Following elimination from the 2014 NBA Playoffs, the wolves were out, attacking how well Scott Brooks handled his Oklahoma City Thunder team in the playoffs. But in the exit interviews, Brooks let it be known that he isn’t worried about his job security.
“It’s something I don’t even consider,” Brooks said. “I just do my job every day. I’ve had a lot of valuable lessons from my mother, and she’s always told me this: ‘You do your job every day and live with the results. They say you can’t worry about what ‘they’ say. You never even meet those people.”
Brooks is far from perfect as he has his gripes like every other head coach. With two of the ten best players in the NBA, Brooks has failed to create an offensive system that doesn’t solely rely on those two going nova. They run one action which often leads into an isolation set, doesn’t do best to put his role players into great positions nor has the sixth-year head coach implemented any ways to make those involved on the weak side of the basketball play effective. These qualms have made it easy for his naysayers to make themselves known as he’s provided many opportunities for critics to point out his flaws.
But there isn’t any reason to think that the Oklahoma City Thunder are prepared to move on from Brooks. Removing him and hiring a better coach is the solution that the majority folk come to in regards to the Brooks-Thunder relationship, but there isn’t just a handful of better coaches sitting around in free agency. Jeff Van Gundy exists, but it doesn’t seem like he’s ready to stop from behind the booth for a coaching job and George Karl’s health remains a serious question. Assistant head coaches are out of the question as this group doesn’t need a maybe at the coach. They need someone who can get it done right now and Brooks has shown flashes of being and not being that guy.
The chances of Oklahoma City moving on from Brooks decreases as Kevin Durant has stepped up and said that Brooks is their guy.
“That’s our guy,” Durant said. “I’m riding with him. I’m riding with him. It’s easy for everybody on the outside to criticize, but once you’re in the fire, once you’re in that arena, those are the guys that matter.”

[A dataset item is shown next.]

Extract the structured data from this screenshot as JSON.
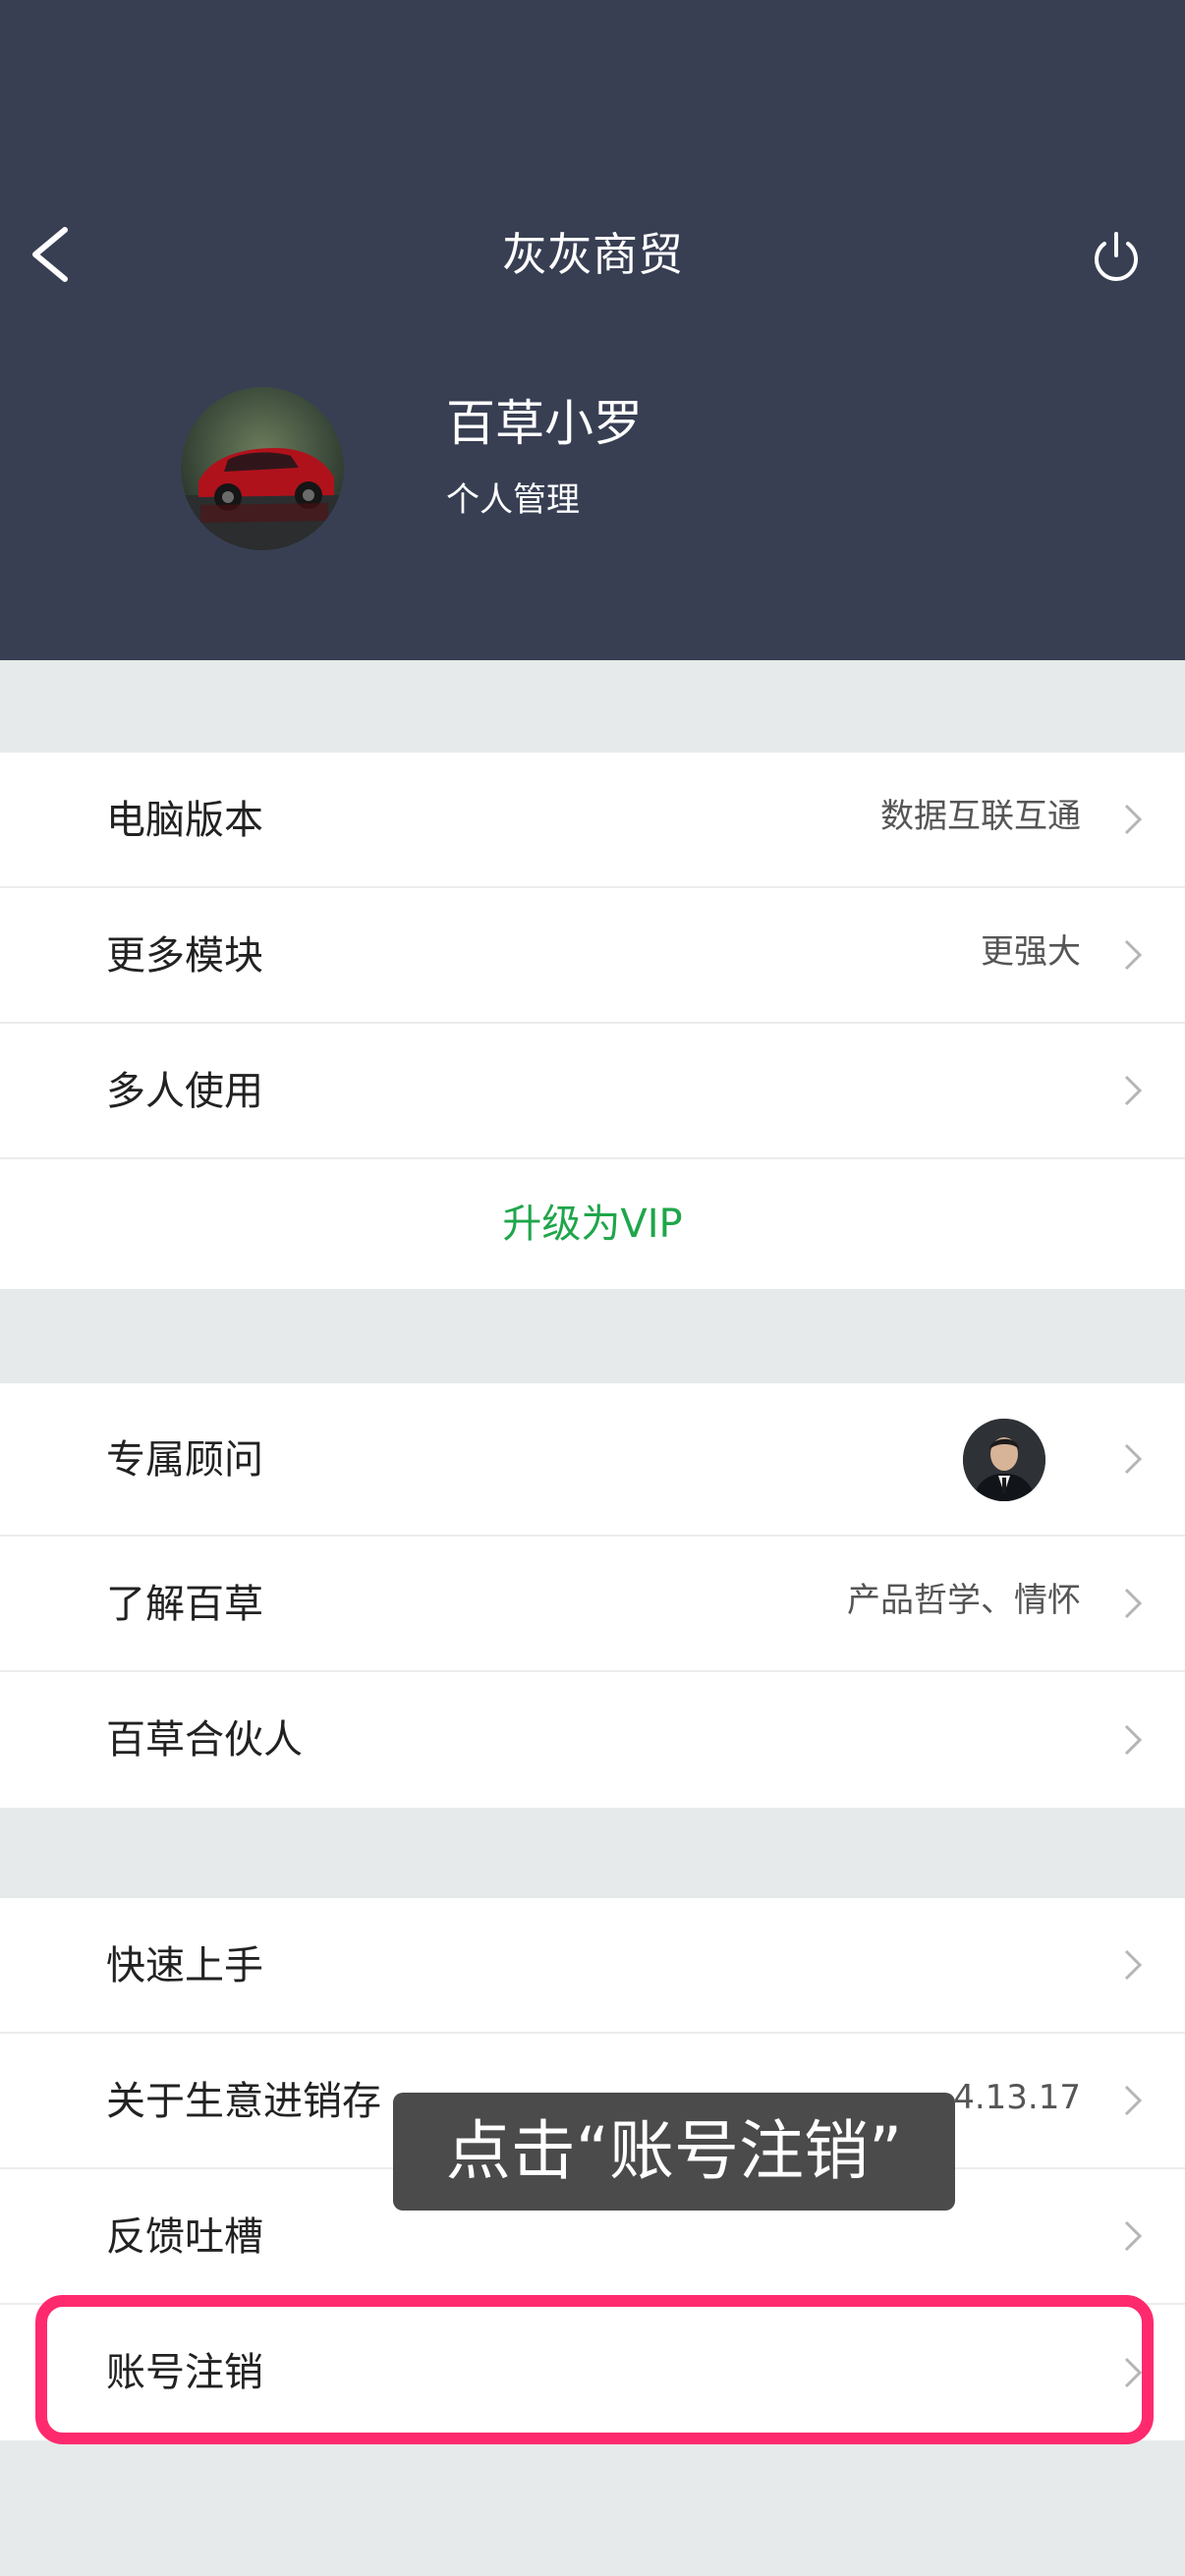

With Durant’s free agency arriving in two years, the franchise will want to do little to make him unhappy as his departure could create years of ineptness for OKC.